In the past six years of flight tests, here is what the Pentagon's missile-defense agency has demonstrated: A missile can hit another missile in mid-air as long as a) the operators know exactly where the target missile has come from and where it's going; b) the target missile is flying at a slower-than-normal speed; c) it's transmitting a special beam that exaggerates its radar signature, thus making it easier to track; d) only one target missile has been launched; and e) the "attack" happens in daylight.
Beyond that, the program's managers know nothing - in part because they have never run a test that goes beyond this heavily scripted (it would not be too strong to call it "rigged") scenario.
And that bring us back to Condoleezza Rice and the speech she never gave on 11 September 2001 - explaining why we need to spend this enormous amount of money on something we cannot prove actually works, but might, if you think positive thoughts and have the right attitude. You cannot be narrow-minded and obsessed with the idea that there are all these dangerous terrorists out there. See the broader picture.
Okay, if one drops the sarcasm, there is a nuclear missile threat. How big a threat and how immediate? Hard to say.
But the solution to this threat doesn't work yet, and may never work. And we're deploying this system NOW - before the November election?
This, on the face of it, seems quite foolish, even if this does keep thousands of engineers and scientists here in Southern California employed. Things would be a lot more grim out here in la-la land without all this new money pouring into Boeing (Huntington Beach), Raytheon (Fullerton) and TRW (Manhattan Beach) - not to mention all the local sub-contractors.
So, the Post may be trying to make Rice look bad by mentioning this speech she never gave about this Son of Star Wars system that is costing so much and seems directed at a secondary, not primary problem. But I'd bet she'd give the same speech today, if asked, and she will certainly make the same assertion late next week when she testifies in public, under oath, to the 9-11 Commission. Clarke may have guessed right about 9-11 but was just lucky. That was an anomaly. She knows the real treat and where our efforts should go.

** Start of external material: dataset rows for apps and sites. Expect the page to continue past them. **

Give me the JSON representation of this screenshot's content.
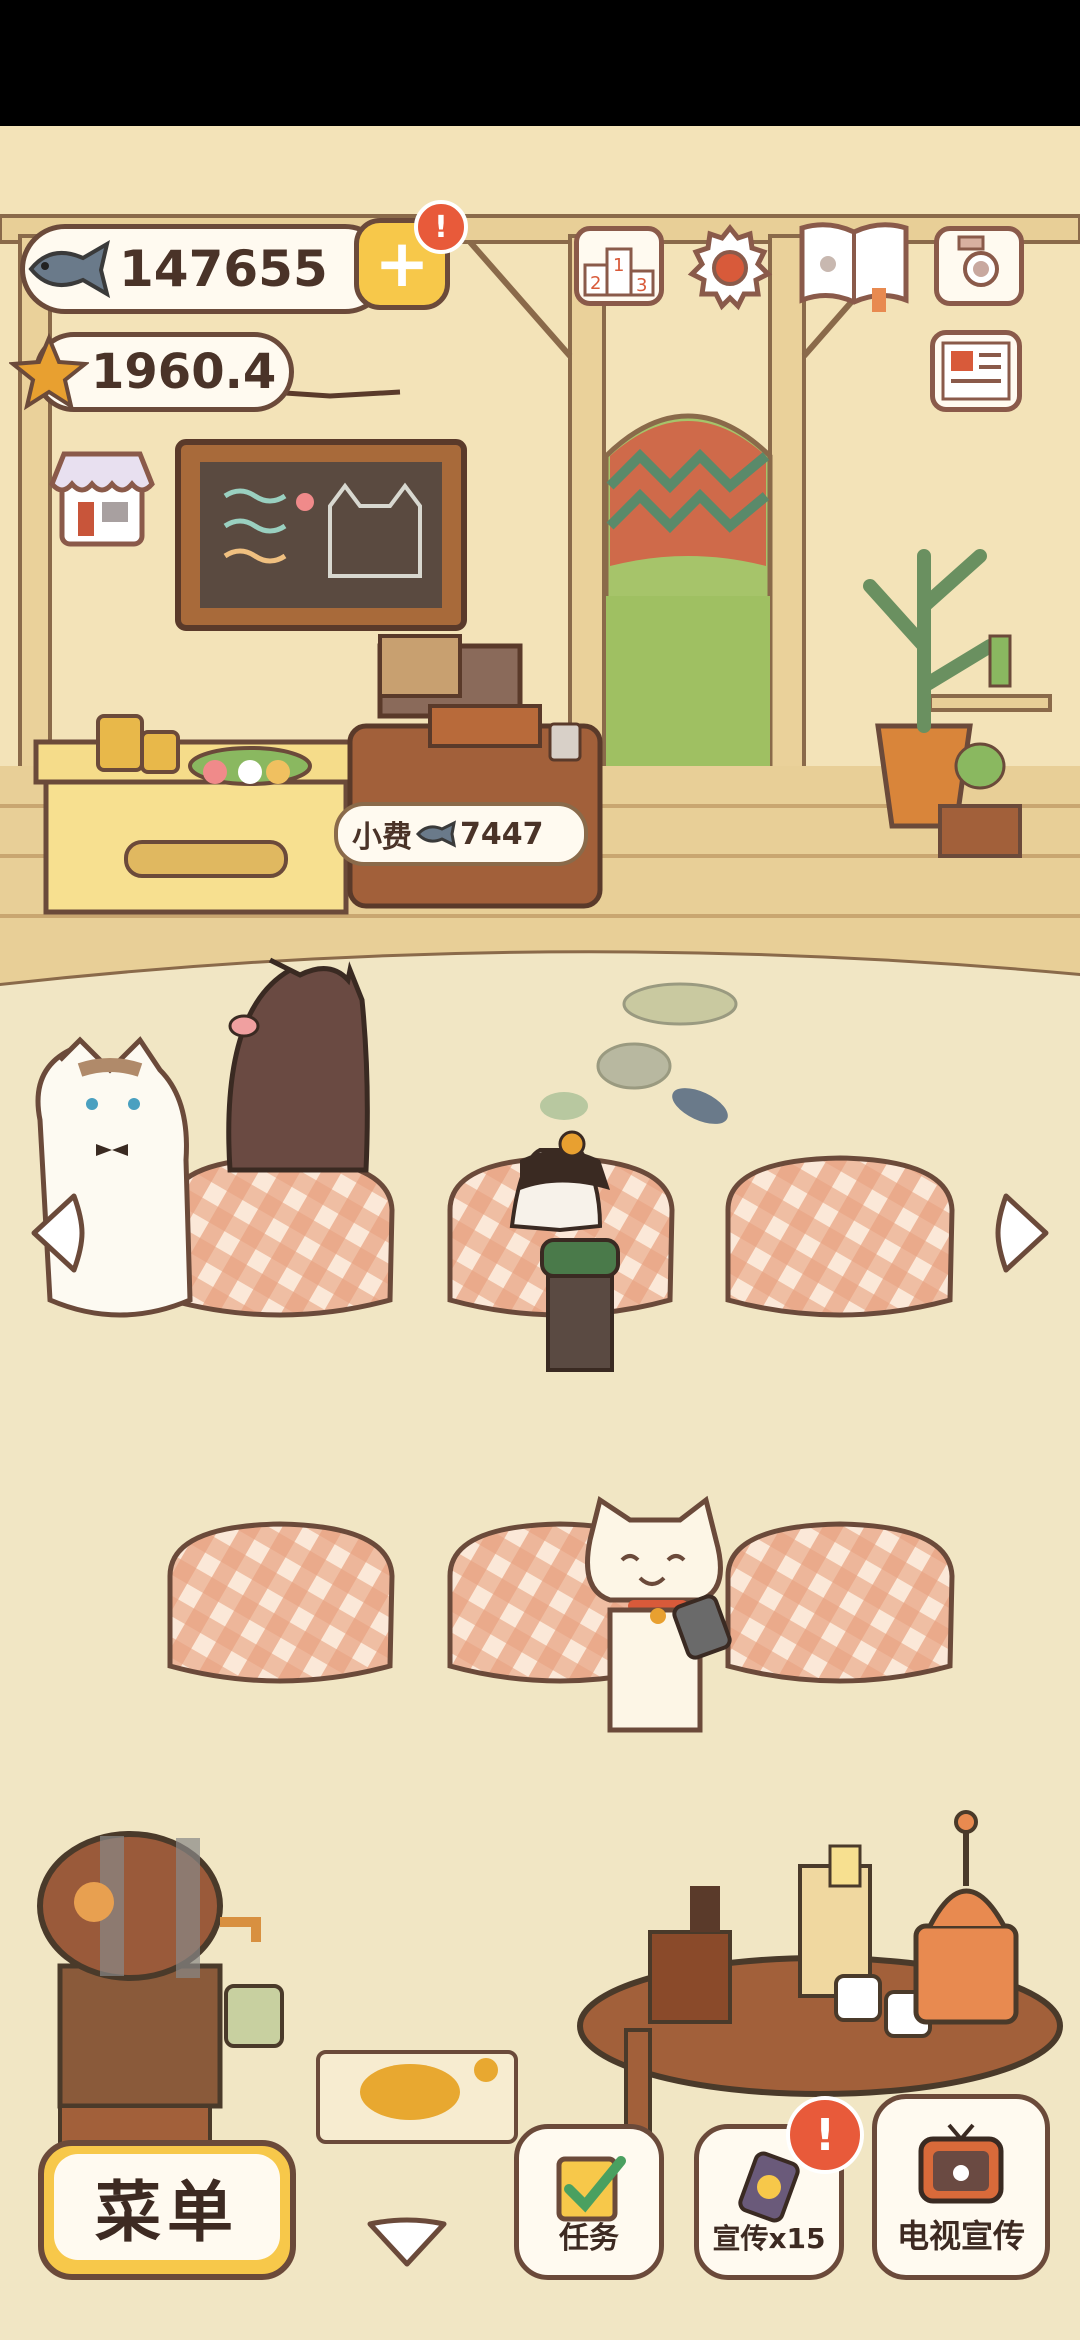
{
  "currency": {
    "fish": "147655",
    "stars": "1960.4"
  },
  "tip_bubble": {
    "label": "小费",
    "amount": "7447"
  },
  "bottom_bar": {
    "menu_label": "菜单",
    "tasks_label": "任务",
    "promote_label": "宣传x15",
    "tv_label": "电视宣传"
  },
  "icons": {
    "fish": "fish-icon",
    "star": "star-icon",
    "add": "plus-icon",
    "ranking": "podium-icon",
    "settings": "gear-icon",
    "book": "paw-book-icon",
    "camera": "camera-icon",
    "news": "newspaper-icon",
    "shop": "shop-icon",
    "alert": "exclamation-icon"
  },
  "colors": {
    "wall": "#f3e3b8",
    "floor": "#f1e6c4",
    "wood": "#c99a55",
    "outline": "#6b4a3a",
    "tablecloth": "#e8a280",
    "alert": "#e85a3a",
    "accent_yellow": "#f7c84a"
  }
}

But, damn, it's a lot of money. And it doesn't really work.
Well, this crew, Bush and Rice and Cheney and the rest, must know best. Or so I'm told. It just keeps getting harder to keep the faith.